> **What is needed**: When you return the data, keep every line exactly as it is and leave out the pictures.

Items from an interface collection

____

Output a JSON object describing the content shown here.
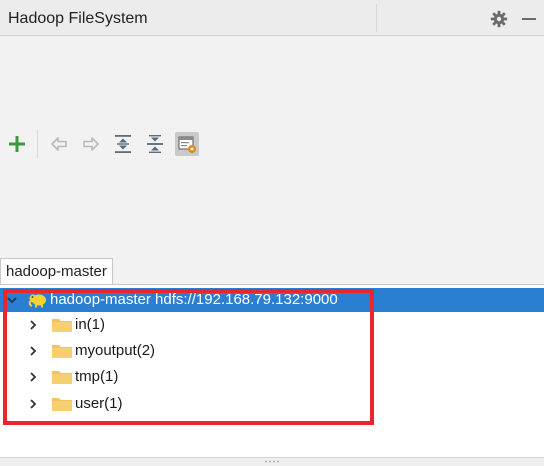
{
  "panel": {
    "title": "Hadoop FileSystem"
  },
  "header_icons": [
    "gear-icon",
    "minimize-icon"
  ],
  "toolbar": {
    "buttons": [
      "add-icon",
      "back-icon",
      "forward-icon",
      "expand-all-icon",
      "collapse-all-icon",
      "show-options-icon"
    ]
  },
  "tabs": [
    {
      "label": "hadoop-master"
    }
  ],
  "tree": {
    "root": {
      "label": "hadoop-master hdfs://192.168.79.132:9000",
      "expanded": true,
      "selected": true
    },
    "children": [
      {
        "label": "in(1)"
      },
      {
        "label": "myoutput(2)"
      },
      {
        "label": "tmp(1)"
      },
      {
        "label": "user(1)"
      }
    ]
  },
  "colors": {
    "selection": "#2a7fd2",
    "annotation_box": "#e8262b",
    "folder": "#f2c55c",
    "add": "#3c9a3c"
  }
}
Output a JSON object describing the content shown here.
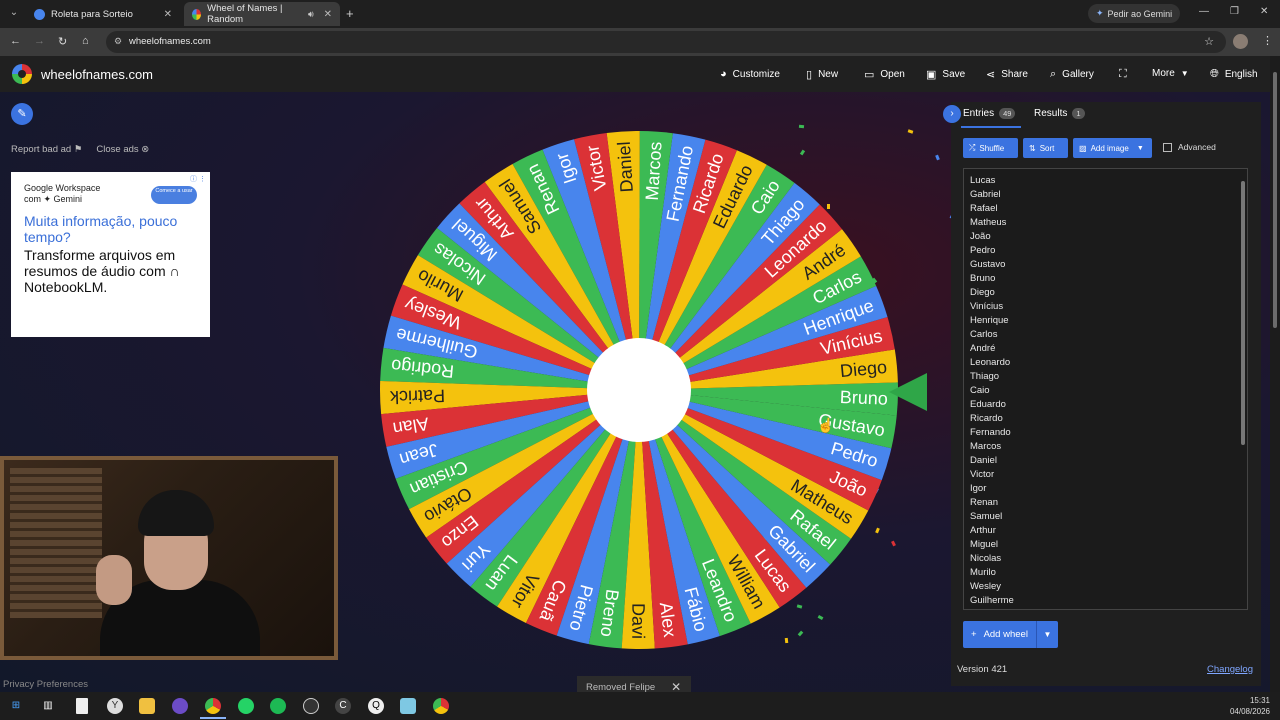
{
  "browser": {
    "tabs": [
      {
        "title": "Roleta para Sorteio",
        "active": false
      },
      {
        "title": "Wheel of Names | Random",
        "active": true
      }
    ],
    "gemini_button": "Pedir ao Gemini",
    "url": "wheelofnames.com"
  },
  "site": {
    "logo_text": "wheelofnames.com",
    "menu": [
      {
        "label": "Customize",
        "icon": "palette-icon"
      },
      {
        "label": "New",
        "icon": "file-icon"
      },
      {
        "label": "Open",
        "icon": "folder-icon"
      },
      {
        "label": "Save",
        "icon": "save-icon"
      },
      {
        "label": "Share",
        "icon": "share-icon"
      },
      {
        "label": "Gallery",
        "icon": "search-icon"
      },
      {
        "label": "",
        "icon": "fullscreen-icon"
      },
      {
        "label": "More",
        "icon": "chevron-down-icon"
      },
      {
        "label": "English",
        "icon": "globe-icon"
      }
    ]
  },
  "ads": {
    "report_bad_ad": "Report bad ad",
    "close_ads": "Close ads",
    "brand_line1": "Google Workspace",
    "brand_line2": "com ✦ Gemini",
    "cta": "Comece a usar",
    "headline_blue": "Muita informação, pouco tempo?",
    "headline_black": "Transforme arquivos em resumos de áudio com ∩ NotebookLM."
  },
  "privacy": "Privacy Preferences",
  "toast": "Removed Felipe",
  "wheel": {
    "colors": [
      "#db3236",
      "#4885ed",
      "#3cba54",
      "#f4c20d"
    ]
  },
  "panel": {
    "tab_entries": "Entries",
    "entries_count": "49",
    "tab_results": "Results",
    "results_count": "1",
    "shuffle": "Shuffle",
    "sort": "Sort",
    "add_image": "Add image",
    "advanced": "Advanced",
    "entries": [
      "Lucas",
      "Gabriel",
      "Rafael",
      "Matheus",
      "João",
      "Pedro",
      "Gustavo",
      "Bruno",
      "Diego",
      "Vinícius",
      "Henrique",
      "Carlos",
      "André",
      "Leonardo",
      "Thiago",
      "Caio",
      "Eduardo",
      "Ricardo",
      "Fernando",
      "Marcos",
      "Daniel",
      "Victor",
      "Igor",
      "Renan",
      "Samuel",
      "Arthur",
      "Miguel",
      "Nicolas",
      "Murilo",
      "Wesley",
      "Guilherme"
    ],
    "wheel_labels_ccw_from_pointer": [
      "Bruno",
      "Diego",
      "Vinícius",
      "Henrique",
      "Carlos",
      "André",
      "Leonardo",
      "Thiago",
      "Caio",
      "Eduardo",
      "Ricardo",
      "Fernando",
      "Marcos",
      "Daniel",
      "Victor",
      "Igor",
      "Renan",
      "Samuel",
      "Arthur",
      "Miguel",
      "Nicolas",
      "Murilo",
      "Wesley",
      "Guilherme",
      "Rodrigo",
      "Patrick",
      "Alan",
      "Jean",
      "Cristian",
      "Otávio",
      "Enzo",
      "Yuri",
      "Luan",
      "Vitor",
      "Cauã",
      "Pietro",
      "Breno",
      "Davi",
      "Alex",
      "Fábio",
      "Leandro",
      "William",
      "Lucas",
      "Gabriel",
      "Rafael",
      "Matheus",
      "João",
      "Pedro",
      "Gustavo"
    ],
    "add_wheel": "Add wheel",
    "version": "Version 421",
    "changelog": "Changelog"
  },
  "taskbar": {
    "time": "15:31",
    "date": "04/08/2026"
  }
}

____

> **Solution for this problem**:
Output a JSON object describing the content shown here.
{
  "panel": {
    "title": "Hadoop FileSystem"
  },
  "header_icons": [
    "gear-icon",
    "minimize-icon"
  ],
  "toolbar": {
    "buttons": [
      "add-icon",
      "back-icon",
      "forward-icon",
      "expand-all-icon",
      "collapse-all-icon",
      "show-options-icon"
    ]
  },
  "tabs": [
    {
      "label": "hadoop-master"
    }
  ],
  "tree": {
    "root": {
      "label": "hadoop-master hdfs://192.168.79.132:9000",
      "expanded": true,
      "selected": true
    },
    "children": [
      {
        "label": "in(1)"
      },
      {
        "label": "myoutput(2)"
      },
      {
        "label": "tmp(1)"
      },
      {
        "label": "user(1)"
      }
    ]
  },
  "colors": {
    "selection": "#2a7fd2",
    "annotation_box": "#e8262b",
    "folder": "#f2c55c",
    "add": "#3c9a3c"
  }
}
Output a JSON object describing the content shown here.
{
  "browser": {
    "tabs": [
      {
        "title": "Roleta para Sorteio",
        "active": false
      },
      {
        "title": "Wheel of Names | Random",
        "active": true
      }
    ],
    "gemini_button": "Pedir ao Gemini",
    "url": "wheelofnames.com"
  },
  "site": {
    "logo_text": "wheelofnames.com",
    "menu": [
      {
        "label": "Customize",
        "icon": "palette-icon"
      },
      {
        "label": "New",
        "icon": "file-icon"
      },
      {
        "label": "Open",
        "icon": "folder-icon"
      },
      {
        "label": "Save",
        "icon": "save-icon"
      },
      {
        "label": "Share",
        "icon": "share-icon"
      },
      {
        "label": "Gallery",
        "icon": "search-icon"
      },
      {
        "label": "",
        "icon": "fullscreen-icon"
      },
      {
        "label": "More",
        "icon": "chevron-down-icon"
      },
      {
        "label": "English",
        "icon": "globe-icon"
      }
    ]
  },
  "ads": {
    "report_bad_ad": "Report bad ad",
    "close_ads": "Close ads",
    "brand_line1": "Google Workspace",
    "brand_line2": "com ✦ Gemini",
    "cta": "Comece a usar",
    "headline_blue": "Muita informação, pouco tempo?",
    "headline_black": "Transforme arquivos em resumos de áudio com ∩ NotebookLM."
  },
  "privacy": "Privacy Preferences",
  "toast": "Removed Felipe",
  "wheel": {
    "colors": [
      "#db3236",
      "#4885ed",
      "#3cba54",
      "#f4c20d"
    ]
  },
  "panel": {
    "tab_entries": "Entries",
    "entries_count": "49",
    "tab_results": "Results",
    "results_count": "1",
    "shuffle": "Shuffle",
    "sort": "Sort",
    "add_image": "Add image",
    "advanced": "Advanced",
    "entries": [
      "Lucas",
      "Gabriel",
      "Rafael",
      "Matheus",
      "João",
      "Pedro",
      "Gustavo",
      "Bruno",
      "Diego",
      "Vinícius",
      "Henrique",
      "Carlos",
      "André",
      "Leonardo",
      "Thiago",
      "Caio",
      "Eduardo",
      "Ricardo",
      "Fernando",
      "Marcos",
      "Daniel",
      "Victor",
      "Igor",
      "Renan",
      "Samuel",
      "Arthur",
      "Miguel",
      "Nicolas",
      "Murilo",
      "Wesley",
      "Guilherme"
    ],
    "wheel_labels_ccw_from_pointer": [
      "Bruno",
      "Diego",
      "Vinícius",
      "Henrique",
      "Carlos",
      "André",
      "Leonardo",
      "Thiago",
      "Caio",
      "Eduardo",
      "Ricardo",
      "Fernando",
      "Marcos",
      "Daniel",
      "Victor",
      "Igor",
      "Renan",
      "Samuel",
      "Arthur",
      "Miguel",
      "Nicolas",
      "Murilo",
      "Wesley",
      "Guilherme",
      "Rodrigo",
      "Patrick",
      "Alan",
      "Jean",
      "Cristian",
      "Otávio",
      "Enzo",
      "Yuri",
      "Luan",
      "Vitor",
      "Cauã",
      "Pietro",
      "Breno",
      "Davi",
      "Alex",
      "Fábio",
      "Leandro",
      "William",
      "Lucas",
      "Gabriel",
      "Rafael",
      "Matheus",
      "João",
      "Pedro",
      "Gustavo"
    ],
    "add_wheel": "Add wheel",
    "version": "Version 421",
    "changelog": "Changelog"
  },
  "taskbar": {
    "time": "15:31",
    "date": "04/08/2026"
  }
}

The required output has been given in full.